→ **Exercise details**: Output each entry in full so that the result matches the data exactly.

→ **Task data**:
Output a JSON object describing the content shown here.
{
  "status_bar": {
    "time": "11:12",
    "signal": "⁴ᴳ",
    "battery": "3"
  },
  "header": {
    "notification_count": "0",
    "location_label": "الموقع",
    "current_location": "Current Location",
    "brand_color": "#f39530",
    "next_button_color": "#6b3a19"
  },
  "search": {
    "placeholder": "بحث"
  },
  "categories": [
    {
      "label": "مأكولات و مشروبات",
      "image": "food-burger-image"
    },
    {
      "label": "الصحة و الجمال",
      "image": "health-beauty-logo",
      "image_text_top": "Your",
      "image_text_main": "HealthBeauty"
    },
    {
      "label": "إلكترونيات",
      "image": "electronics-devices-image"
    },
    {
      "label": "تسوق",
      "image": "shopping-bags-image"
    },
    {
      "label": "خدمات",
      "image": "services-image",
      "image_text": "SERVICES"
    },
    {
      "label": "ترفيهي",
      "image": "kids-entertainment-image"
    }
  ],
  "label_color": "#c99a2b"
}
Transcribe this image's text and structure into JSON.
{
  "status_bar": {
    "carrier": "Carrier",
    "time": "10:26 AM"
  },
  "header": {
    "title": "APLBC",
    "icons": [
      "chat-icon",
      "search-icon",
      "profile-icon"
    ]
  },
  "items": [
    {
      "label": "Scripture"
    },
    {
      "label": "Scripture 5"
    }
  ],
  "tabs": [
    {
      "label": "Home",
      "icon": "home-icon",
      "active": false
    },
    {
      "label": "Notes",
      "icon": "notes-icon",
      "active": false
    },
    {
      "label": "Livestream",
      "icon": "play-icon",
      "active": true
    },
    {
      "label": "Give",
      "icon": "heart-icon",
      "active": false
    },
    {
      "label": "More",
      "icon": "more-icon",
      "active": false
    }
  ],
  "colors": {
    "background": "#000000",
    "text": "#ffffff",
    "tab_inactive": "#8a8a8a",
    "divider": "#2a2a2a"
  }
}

→ **The answer**:
Output a JSON object describing the content shown here.
{
  "status_bar": {
    "time": "11:12",
    "signal": "⁴ᴳ",
    "battery": "3"
  },
  "header": {
    "notification_count": "0",
    "location_label": "الموقع",
    "current_location": "Current Location",
    "brand_color": "#f39530",
    "next_button_color": "#6b3a19"
  },
  "search": {
    "placeholder": "بحث"
  },
  "categories": [
    {
      "label": "مأكولات و مشروبات",
      "image": "food-burger-image"
    },
    {
      "label": "الصحة و الجمال",
      "image": "health-beauty-logo",
      "image_text_top": "Your",
      "image_text_main": "HealthBeauty"
    },
    {
      "label": "إلكترونيات",
      "image": "electronics-devices-image"
    },
    {
      "label": "تسوق",
      "image": "shopping-bags-image"
    },
    {
      "label": "خدمات",
      "image": "services-image",
      "image_text": "SERVICES"
    },
    {
      "label": "ترفيهي",
      "image": "kids-entertainment-image"
    }
  ],
  "label_color": "#c99a2b"
}
Transcribe this image's text and structure into JSON.
{
  "status_bar": {
    "carrier": "Carrier",
    "time": "10:26 AM"
  },
  "header": {
    "title": "APLBC",
    "icons": [
      "chat-icon",
      "search-icon",
      "profile-icon"
    ]
  },
  "items": [
    {
      "label": "Scripture"
    },
    {
      "label": "Scripture 5"
    }
  ],
  "tabs": [
    {
      "label": "Home",
      "icon": "home-icon",
      "active": false
    },
    {
      "label": "Notes",
      "icon": "notes-icon",
      "active": false
    },
    {
      "label": "Livestream",
      "icon": "play-icon",
      "active": true
    },
    {
      "label": "Give",
      "icon": "heart-icon",
      "active": false
    },
    {
      "label": "More",
      "icon": "more-icon",
      "active": false
    }
  ],
  "colors": {
    "background": "#000000",
    "text": "#ffffff",
    "tab_inactive": "#8a8a8a",
    "divider": "#2a2a2a"
  }
}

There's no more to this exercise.